Child therapists encourage children to express loss through other creative means. Leeuwenburgh believes imaginative play and artistic creation are the primary ways in which young children release the complex and unnamed emotions they hold inside. "It is difficult for children who were preverbal at the time of their parent's death to verbalize memories of their time together. They had not mastered language, which makes it hard to verbalize the memories." In her private practice, Leeuwenburgh utilizes a variety of toys, arts, and crafts to facilitate the process of healing. Methods that can help include sand-table play, a tactile activity where kids are soothed by the feel of sand between their fingers and empowered by building imaginative worlds and figures to make order out of a chaotic world.
Continuing traditions a child shared with the deceased parent is another significant element to help her remember. Laura Munts, president of the Mommy's Light Lives On Fund (mommyslight.org), an organization based in Exton, PA, says her mission is to bring "joy and comfort to children and teens by helping them keep alive traditions they did with their mothers or fathers." Traditions, Munts says, "are a very attractive vehicle for grieving children who may not want to sit down and talk about what they are feeling or thinking, but who are eager to make Mom's famous banana bread."
Leeuwenburgh suggests creating photo albums and memory books "and having pictures of the child with their parent as a tool to provoke memories and encourage expression of thoughts and feelings." In the first week after my wife died, I created a photo book that chronicled our family life together. The creative process served as an anchor for me in those overwhelming days, and the book is still a source of comfort and sweetness for my daughter and me. "It's very important to keep photographs of the lost parent around," Edelman says. But in families where a parent has remarried and it's a touchy matter to have photos throughout the house, "put them in the child's bedroom. Allow the child to have a relationship with the deceased parent in her own space," she adds.
According to Munts, for children who "may have been too young to have concrete tradition memories or who have forgotten over time," there are techniques for bringing these memories to the surface as a source of healing. "Most families have pictures of the kids doing some type of activity and the pictures reinforce the activities when family stories are retold and connected to some tradition or simple pleasure," she says. The pictures become springboards for memory.

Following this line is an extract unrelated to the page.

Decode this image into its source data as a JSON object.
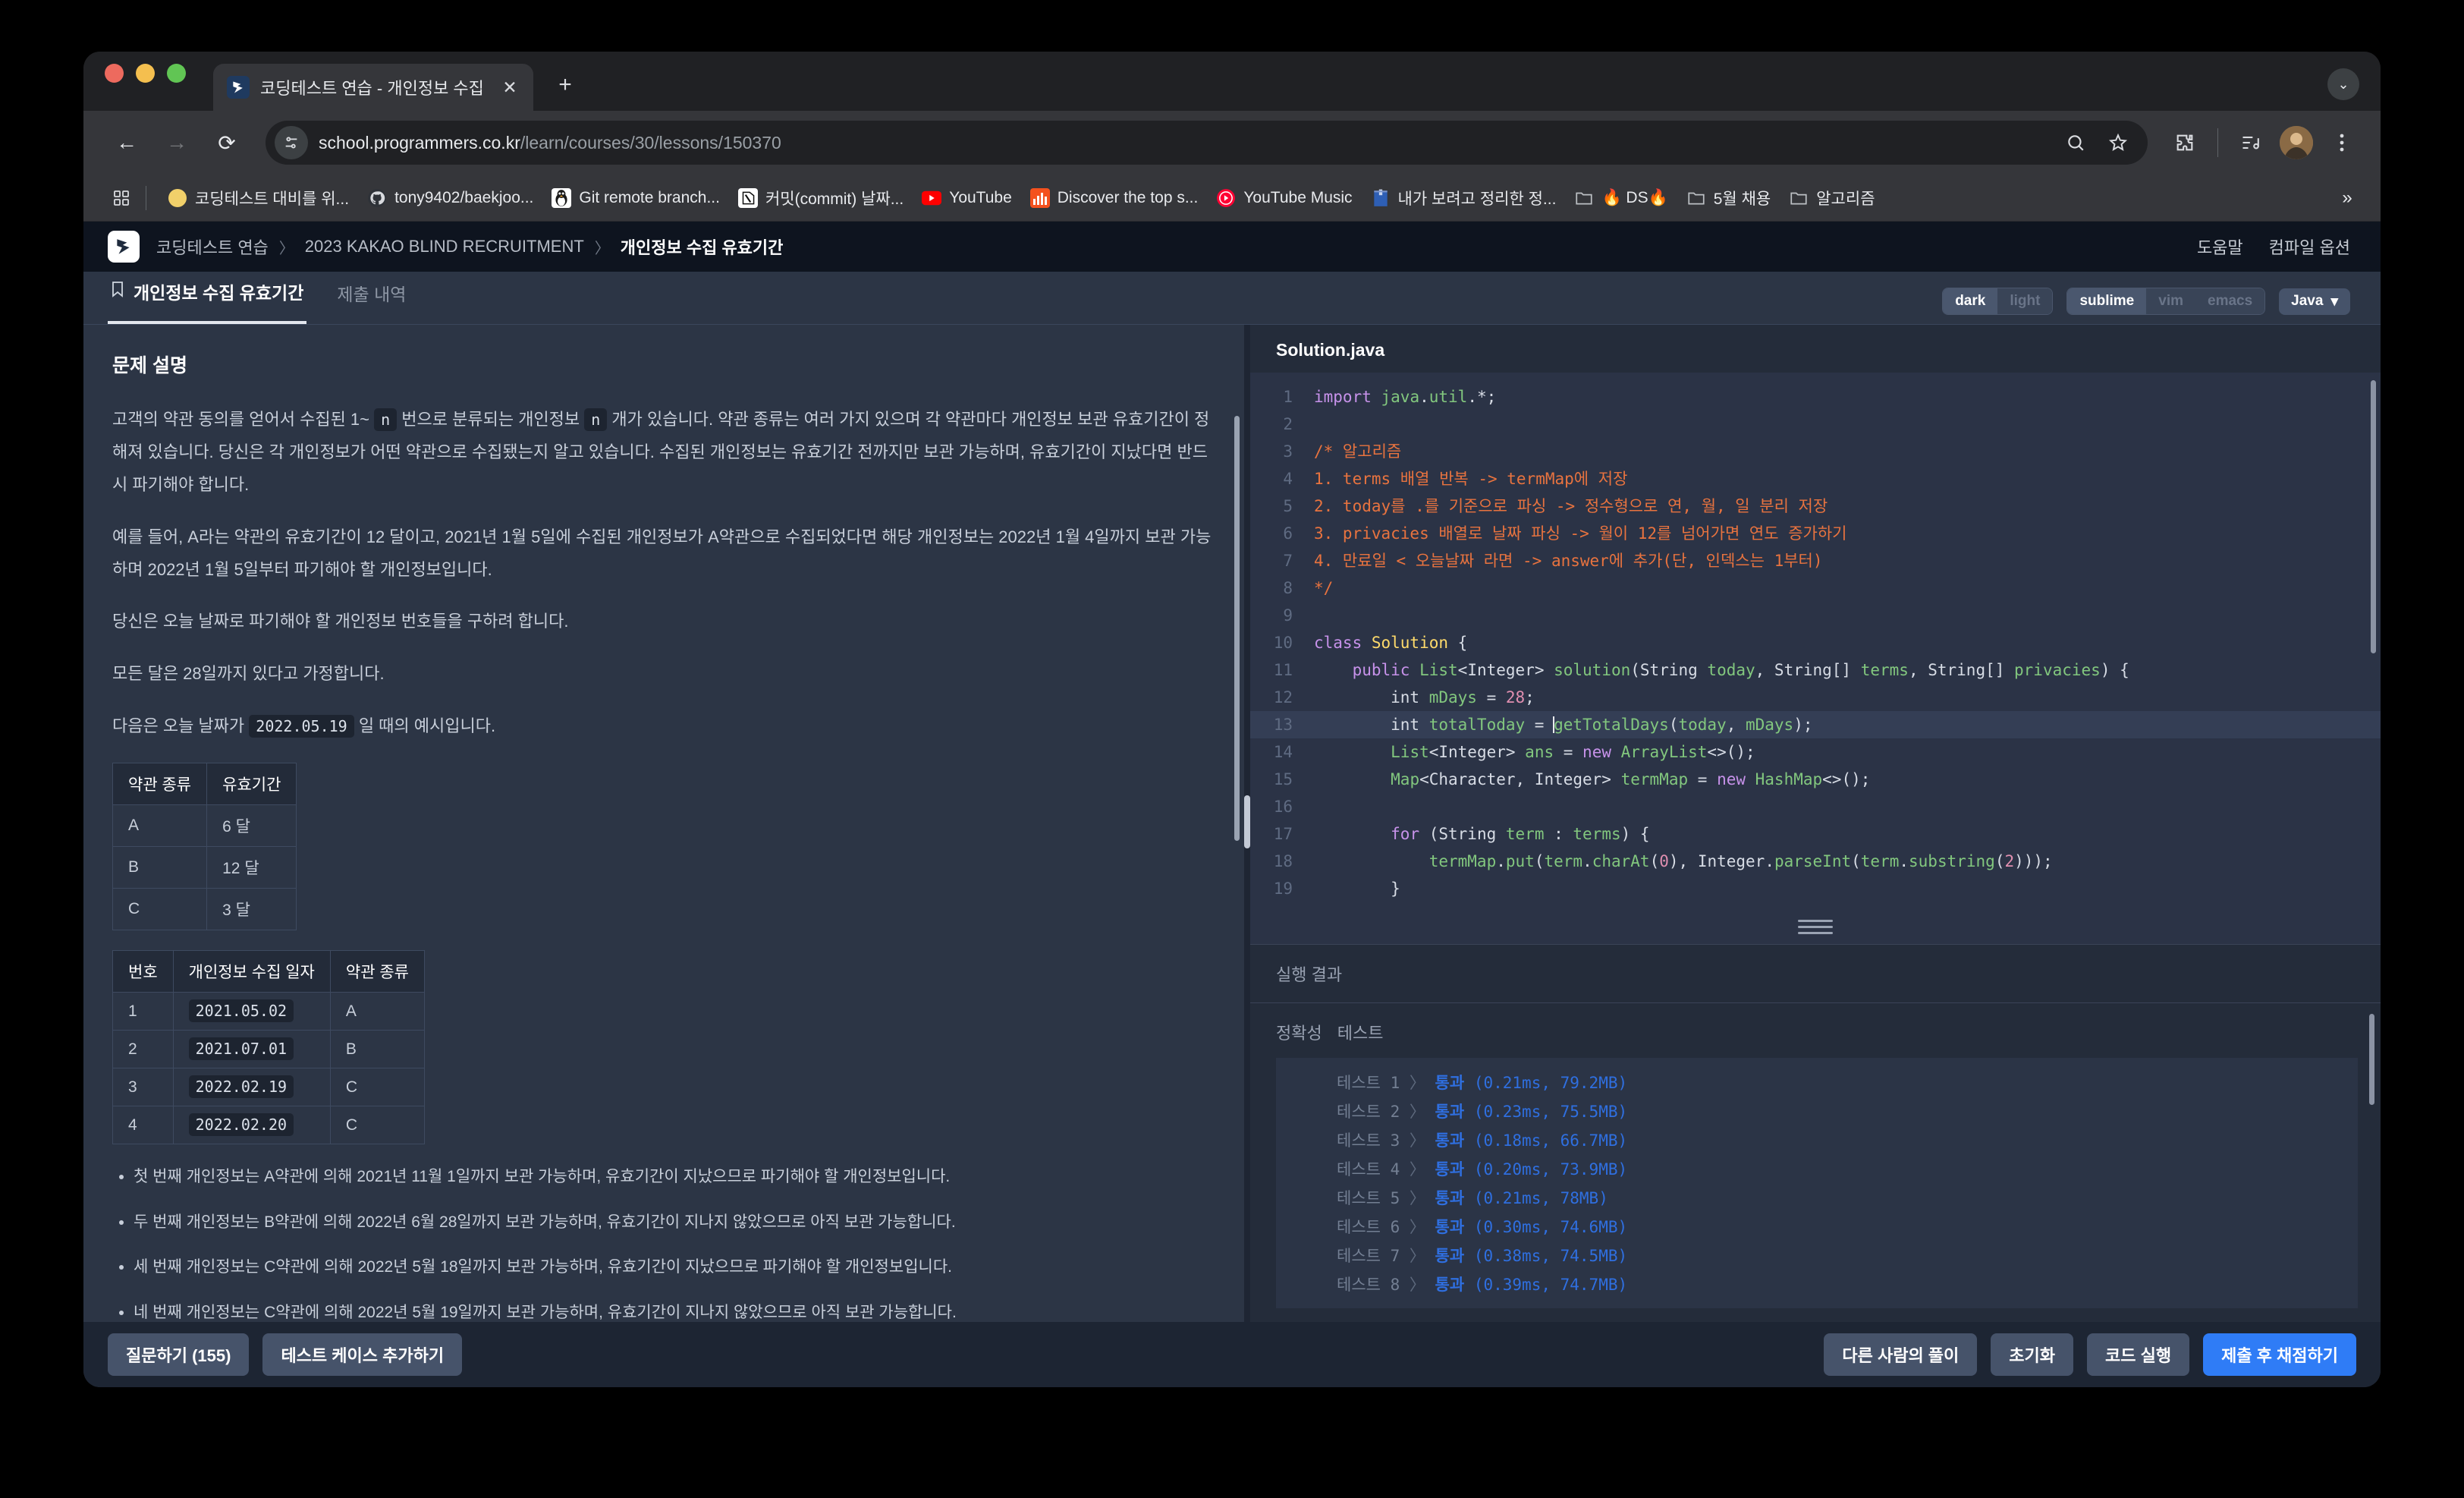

It's been five and a half years since Leah died. I have remarried. Aderet is now a brilliant and vivacious 9-year-old who is a new big sister. Listening to advice from therapists, I have learned to let my daughter take the lead in deciding when she wants and needs to talk. Much of the time, she simply wants to be a "normal" kid; talking just makes her sad. So I have learned when to silence myself and let her tell me when she wants to actively remember. Those are the times when the pictures come out, or cards and letters are written, or we visit the cemetery. This I do know: The ways she feels and expresses her memories will certainly evolve over her lifetime.
Dr. Eitan Fishbane serves on the faculty of the Jewish Theological Seminary in New York. Among his recent books are "Shadows in Winter: A Memoir of Love and Loss" and "The Sabbath Soul: Mystical Reflections on the Transformative Power of Holy Time." He lives with his wife and children in New Jersey.